As shown in exaggerated form in FIG. 9, an orienting panel 71 is provided intermediate the keel edge 29 of the transom 15 and the stern edge 39 of the keel panel 35 and the stern edge 49 of the chine panel 43. As illustrated, the orienting panel 71 provides a downwardly inclined surface of relatively narrow width across the entire bottom of the transom. In a preferred embodiment of a boat having an overall length of 19 feet and width at the transom of 63 inches, the orienting panel 71 is about one inch wide and the angle D (FIG. 9) about 175°. As the orienting panel 71 is disposed entirely below the water surface, it tends to lower the bow of the boat towards the water, increasing the surface area of the hull that frictionally engages the water, i.e., the wetting surface. Also, the area of the chine panel 43 exposed to water pressure is increased.
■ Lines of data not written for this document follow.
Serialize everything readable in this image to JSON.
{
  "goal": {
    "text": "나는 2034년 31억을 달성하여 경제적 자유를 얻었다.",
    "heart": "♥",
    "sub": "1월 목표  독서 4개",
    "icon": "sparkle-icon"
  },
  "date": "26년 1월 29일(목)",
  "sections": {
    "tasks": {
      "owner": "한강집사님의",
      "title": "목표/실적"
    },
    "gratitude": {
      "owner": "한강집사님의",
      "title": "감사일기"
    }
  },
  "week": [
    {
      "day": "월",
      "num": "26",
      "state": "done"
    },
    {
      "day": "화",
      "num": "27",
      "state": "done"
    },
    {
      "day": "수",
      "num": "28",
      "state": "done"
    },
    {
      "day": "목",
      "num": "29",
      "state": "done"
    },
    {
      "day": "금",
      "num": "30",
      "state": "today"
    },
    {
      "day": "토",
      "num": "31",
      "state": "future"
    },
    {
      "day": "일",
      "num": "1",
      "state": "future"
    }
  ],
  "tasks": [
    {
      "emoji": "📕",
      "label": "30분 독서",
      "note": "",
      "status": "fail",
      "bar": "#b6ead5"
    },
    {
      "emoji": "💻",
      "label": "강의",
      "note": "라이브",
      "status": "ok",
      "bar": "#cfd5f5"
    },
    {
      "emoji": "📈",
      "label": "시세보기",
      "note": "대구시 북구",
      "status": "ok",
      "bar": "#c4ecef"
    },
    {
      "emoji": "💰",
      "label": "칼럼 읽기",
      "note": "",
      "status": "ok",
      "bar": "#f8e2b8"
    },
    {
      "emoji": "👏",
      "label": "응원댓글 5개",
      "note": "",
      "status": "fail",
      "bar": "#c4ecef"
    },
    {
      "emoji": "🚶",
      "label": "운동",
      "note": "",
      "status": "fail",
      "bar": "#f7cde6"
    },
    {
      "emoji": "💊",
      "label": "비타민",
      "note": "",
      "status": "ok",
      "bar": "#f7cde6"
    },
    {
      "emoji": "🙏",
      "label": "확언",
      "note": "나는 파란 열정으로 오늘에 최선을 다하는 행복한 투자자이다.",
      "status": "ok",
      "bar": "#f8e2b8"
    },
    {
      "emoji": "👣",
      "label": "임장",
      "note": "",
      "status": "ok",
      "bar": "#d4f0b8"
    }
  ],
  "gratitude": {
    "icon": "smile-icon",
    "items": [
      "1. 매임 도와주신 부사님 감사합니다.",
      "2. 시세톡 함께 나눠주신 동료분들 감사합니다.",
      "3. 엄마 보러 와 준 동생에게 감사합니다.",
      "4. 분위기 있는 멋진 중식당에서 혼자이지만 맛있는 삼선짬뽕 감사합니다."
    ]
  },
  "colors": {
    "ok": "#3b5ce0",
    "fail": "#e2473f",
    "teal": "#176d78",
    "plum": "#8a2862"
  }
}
In order to maximize the effect of the orienting panel 71 it has been found desirable to bow the transom outwardly so that the orienting surface is curved, i.e. is concave to the general direction of water flow due to movement of the boat. The degree of the bow being such that the maximum duration from the chord of the curve is of the order of about 5 percent of the width of the transom. In the 19 foot preferred embodiment, which has been previously discussed, the transom was smoothly curved generally along an arc of a circle, the transom being 63 inches wide and the maximum deviation from a chord of the arc being about 3 inches.

The illustrated boat (FIG. 1) is an inboard boat having a rudder 75, a propeller 77 and three spaced fins 79.

While the exact reasons therefor are not known, a boat constructed in accordance with the preceding description comprises an excellent boat for towing water skiers, particularly in competitions. The features described, both separately and in combination provide a wake pattern which is ideal for competitive skiing. At low speeds of about 18 mph, a wake is produced which comprises a pair of primary waves which are about 20 inches in height at a distance of about 35 feet behind the boat. Each primary wave includes an inside angle of about 20° with the horizontal and an outside angle of about 30° with the horizontal. Such a wave provides a desirable take-off surface, a tool for the trick skier. The water surface between the primary waves at 35 feet is exceptionally smooth, as is preferred for trick skiing, such as spins.

At higher speeds of about 35 mph (used for slalom and jumping) the minimization of turbulence is maintained and the primary waves are diminished in height. The height of the primary waves is about 10 inches at a distance about 75 feet behind the boat.

The turbulence of the water is minimized in the area between the primary waves both because the hull does not trap substantial quantities of air in the water as it travels and the production of secondary waves is suppressed.

In addition, the boat is easily controlled. Even as a skier swings from side to side on a tow rope, the pressures exerted upon the boat do not cause it to weave excessively and allows the driver to closely follow the required course in competition.

Whereas there has been described a specific embodiment of the disclosed hull, it is to be recognized that one skilled in the art could make modifications and/or changes and the scope of the invention is intended to be limited only as set forth in the claims.